The SPCA takes an identical standpoint relating to the various surgical mutilations of other species.
No animal deserves to endure pain and suffering because a person wants to modify the animal’s appearance for cosmetic reasons.
The SPCA believes all animals should have the right to the five freedoms:
- Freedom from hunger and thirst
- Freedom from discomfort
- Freedom from pain, injury or disease
- Freedom to express normal behaviour
- Freedom from fear and distress
Negatives of tail docking
Scientific research has shown that tail docking is a painful and traumatic experience for a dog or puppy, even if performed under local anaesthetic. Even at a few days of age, puppies have a well developed sense of pain and a fully developed nervous system. Skin, blood vessels, nerves, bone and cartilage are cut during the procedure. If it is poorly done, problems such as nerve damage, neuroma, pain, bleeding, infection, problems with defecating and urinating and even death can occur.
Dogs use their tails for communication / body language.
A tail that is wagging quickly indicates a happy, friendly dog, whilst a tail that is being wagged stiffly, slowly and deliberately indicates a warning that a dog is feeling threatened or unhappy, and that he may bite or attack.
Without a tail, a dog cannot communicate his emotions or intentions, making it more difficult for people and other dogs to know how a dog is likely to react in a certain situation, and may even lead to an increase in dog fights.
Unless the dog’s tail is a major hindrance to the work that a working dog needs to carry out, or if it may be damaged or injured in the course of his work, there is no justification for tail docking. Also, many working breed dogs are now kept as pets and not as working animals, and even if they do work, it is normally “a recreational activity for people and not an essential function”, according to the SAVC (South African Veterinary Council). The NSPCA concurs with this statement.
If a procedure that causes pain and problems with communication, negatively affects movement and balance, has no immediate or future benefit for the animal and may lead to life-threatening complications, it is unnecessary and should not be performed.
South African Veterinary Council’s stance on tail docking
The South African Veterinary Council (SAVC) decided that as of 1 June 2008 it would no longer condone the routine tail docking of puppies for cosmetic purposes by veterinarians. Any veterinarian who docks a tail, “unless for justifiable medical reasons”, will be liable for prosecution under the Animal Protection Act No 71 of 1962. Veterinarians found guilty under the Animals Protection Act will automatically be investigated for unprofessional conduct by the SAVC under the Veterinary and Para-Veterinary Professions Act No 19 of 1982.
How can you help?
Do not buy puppies who have had their tails docked and encourage your dog club stop advocating tail docking.

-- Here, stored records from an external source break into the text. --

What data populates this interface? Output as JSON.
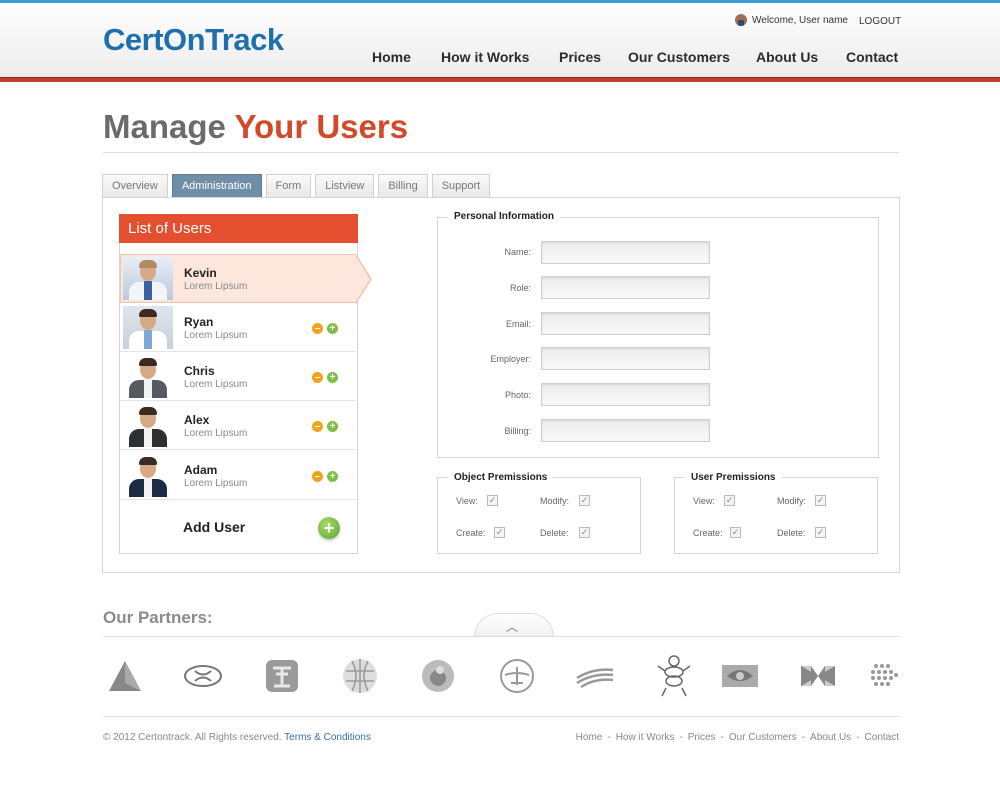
{
  "header": {
    "logo": "CertOnTrack",
    "welcome": "Welcome, User name",
    "logout": "LOGOUT",
    "nav": [
      "Home",
      "How it Works",
      "Prices",
      "Our Customers",
      "About Us",
      "Contact"
    ]
  },
  "page": {
    "title_part1": "Manage",
    "title_part2": "Your Users"
  },
  "tabs": [
    "Overview",
    "Administration",
    "Form",
    "Listview",
    "Billing",
    "Support"
  ],
  "active_tab": "Administration",
  "users_list": {
    "heading": "List of Users",
    "users": [
      {
        "name": "Kevin",
        "subtitle": "Lorem Lipsum"
      },
      {
        "name": "Ryan",
        "subtitle": "Lorem Lipsum"
      },
      {
        "name": "Chris",
        "subtitle": "Lorem Lipsum"
      },
      {
        "name": "Alex",
        "subtitle": "Lorem Lipsum"
      },
      {
        "name": "Adam",
        "subtitle": "Lorem Lipsum"
      }
    ],
    "add_user": "Add User"
  },
  "personal_info": {
    "legend": "Personal Information",
    "fields": [
      {
        "label": "Name:",
        "value": ""
      },
      {
        "label": "Role:",
        "value": ""
      },
      {
        "label": "Email:",
        "value": ""
      },
      {
        "label": "Employer:",
        "value": ""
      },
      {
        "label": "Photo:",
        "value": ""
      },
      {
        "label": "Billing:",
        "value": ""
      }
    ]
  },
  "object_permissions": {
    "legend": "Object Premissions",
    "view": "View:",
    "modify": "Modify:",
    "create": "Create:",
    "delete": "Delete:"
  },
  "user_permissions": {
    "legend": "User Premissions",
    "view": "View:",
    "modify": "Modify:",
    "create": "Create:",
    "delete": "Delete:"
  },
  "partners": {
    "title": "Our Partners:",
    "logos": [
      "delta-logo-icon",
      "hyundai-logo-icon",
      "chinese-seal-logo-icon",
      "wikipedia-logo-icon",
      "vodafone-logo-icon",
      "lufthansa-logo-icon",
      "bank-of-america-logo-icon",
      "michelin-logo-icon",
      "nvidia-logo-icon",
      "hsbc-logo-icon",
      "dotted-globe-logo-icon"
    ]
  },
  "footer": {
    "copyright": "© 2012 Certontrack. All Rights reserved.",
    "terms": "Terms & Conditions",
    "nav": [
      "Home",
      "How it Works",
      "Prices",
      "Our Customers",
      "About Us",
      "Contact"
    ],
    "separator": "-"
  },
  "colors": {
    "brand_blue": "#1f6fad",
    "accent_red": "#d24a2a",
    "list_header": "#e34f2f",
    "active_tab": "#6f8ea8",
    "top_line": "#3aa0dc"
  }
}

It is important to note that the SPCA is opposed to private and commercial breeding of all animals for the pet trade, including indigenous wild and exotic species. The SPCA is opposed to the breeding of all animals that causes or may cause detrimental changes to an animal’s physical, physiological and psychological well-being.
The SPCA actively encourages the adoption of dogs (and other animals) from SPCAs and other responsible animal welfare organisations or shelters.

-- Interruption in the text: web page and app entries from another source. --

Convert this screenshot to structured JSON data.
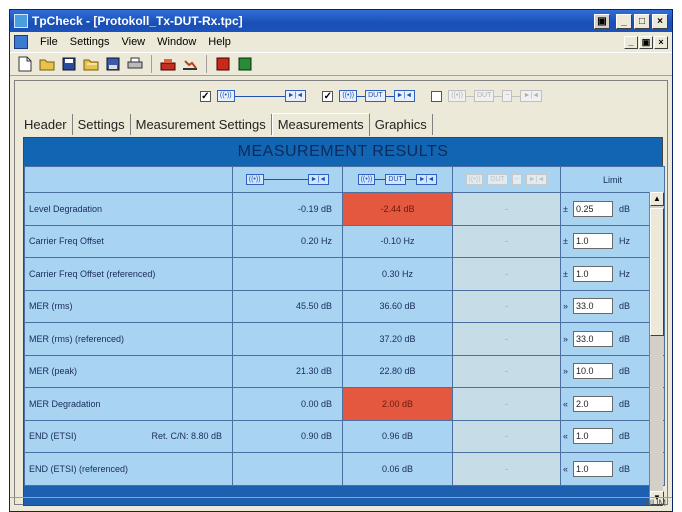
{
  "window": {
    "title": "TpCheck - [Protokoll_Tx-DUT-Rx.tpc]",
    "controls": {
      "restore_app": "▣",
      "minimize": "_",
      "maximize": "□",
      "close": "×"
    }
  },
  "menu": {
    "items": [
      "File",
      "Settings",
      "View",
      "Window",
      "Help"
    ],
    "mdi": {
      "minimize": "_",
      "restore": "▣",
      "close": "×"
    }
  },
  "toolbar": {
    "icons": [
      "new-icon",
      "open-icon",
      "save-icon",
      "open-folder-icon",
      "save-as-icon",
      "print-icon",
      "measure-icon",
      "stop-icon",
      "record-icon",
      "play-icon"
    ]
  },
  "config": {
    "chain1": {
      "checked": "✓",
      "tx": "((•))",
      "rx": "►|◄"
    },
    "chain2": {
      "checked": "✓",
      "tx": "((•))",
      "dut": "DUT",
      "rx": "►|◄"
    },
    "chain3": {
      "checked": "",
      "tx": "((•))",
      "dut": "DUT",
      "mid": "~",
      "rx": "►|◄"
    }
  },
  "tabs": [
    "Header",
    "Settings",
    "Measurement Settings",
    "Measurements",
    "Graphics"
  ],
  "active_tab": "Measurements",
  "results": {
    "title": "MEASUREMENT RESULTS",
    "limit_header": "Limit",
    "rows": [
      {
        "name": "Level Degradation",
        "ref": "",
        "c1": "-0.19 dB",
        "c2": "-2.44 dB",
        "c2_red": true,
        "c3": "-",
        "sym": "±",
        "limit": "0.25",
        "unit": "dB"
      },
      {
        "name": "Carrier Freq Offset",
        "ref": "",
        "c1": "0.20 Hz",
        "c2": "-0.10 Hz",
        "c2_red": false,
        "c3": "-",
        "sym": "±",
        "limit": "1.0",
        "unit": "Hz"
      },
      {
        "name": "Carrier Freq Offset (referenced)",
        "ref": "",
        "c1": "",
        "c2": "0.30 Hz",
        "c2_red": false,
        "c3": "-",
        "sym": "±",
        "limit": "1.0",
        "unit": "Hz"
      },
      {
        "name": "MER (rms)",
        "ref": "",
        "c1": "45.50 dB",
        "c2": "36.60 dB",
        "c2_red": false,
        "c3": "-",
        "sym": "»",
        "limit": "33.0",
        "unit": "dB"
      },
      {
        "name": "MER (rms) (referenced)",
        "ref": "",
        "c1": "",
        "c2": "37.20 dB",
        "c2_red": false,
        "c3": "-",
        "sym": "»",
        "limit": "33.0",
        "unit": "dB"
      },
      {
        "name": "MER (peak)",
        "ref": "",
        "c1": "21.30 dB",
        "c2": "22.80 dB",
        "c2_red": false,
        "c3": "-",
        "sym": "»",
        "limit": "10.0",
        "unit": "dB"
      },
      {
        "name": "MER Degradation",
        "ref": "",
        "c1": "0.00 dB",
        "c2": "2.00 dB",
        "c2_red": true,
        "c3": "-",
        "sym": "«",
        "limit": "2.0",
        "unit": "dB"
      },
      {
        "name": "END (ETSI)",
        "ref": "Ret. C/N: 8.80 dB",
        "c1": "0.90 dB",
        "c2": "0.96 dB",
        "c2_red": false,
        "c3": "-",
        "sym": "«",
        "limit": "1.0",
        "unit": "dB"
      },
      {
        "name": "END (ETSI) (referenced)",
        "ref": "",
        "c1": "",
        "c2": "0.06 dB",
        "c2_red": false,
        "c3": "-",
        "sym": "«",
        "limit": "1.0",
        "unit": "dB"
      }
    ]
  },
  "scrollbar": {
    "up": "▲",
    "down": "▼"
  },
  "status": {
    "num": "NUM"
  },
  "colors": {
    "title_bar": "#1a4fb4",
    "panel": "#1265b3",
    "cell": "#a8d4f2",
    "fail": "#e4583f"
  }
}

Animals need their tails!
Please do not support or condone the docking of dogs tails.
The Cape of Good Hope SPCA seized a Rottweiler puppy called Zara following a report from a private veterinarian of her Durbanville owner using a rubber band to dock her tail.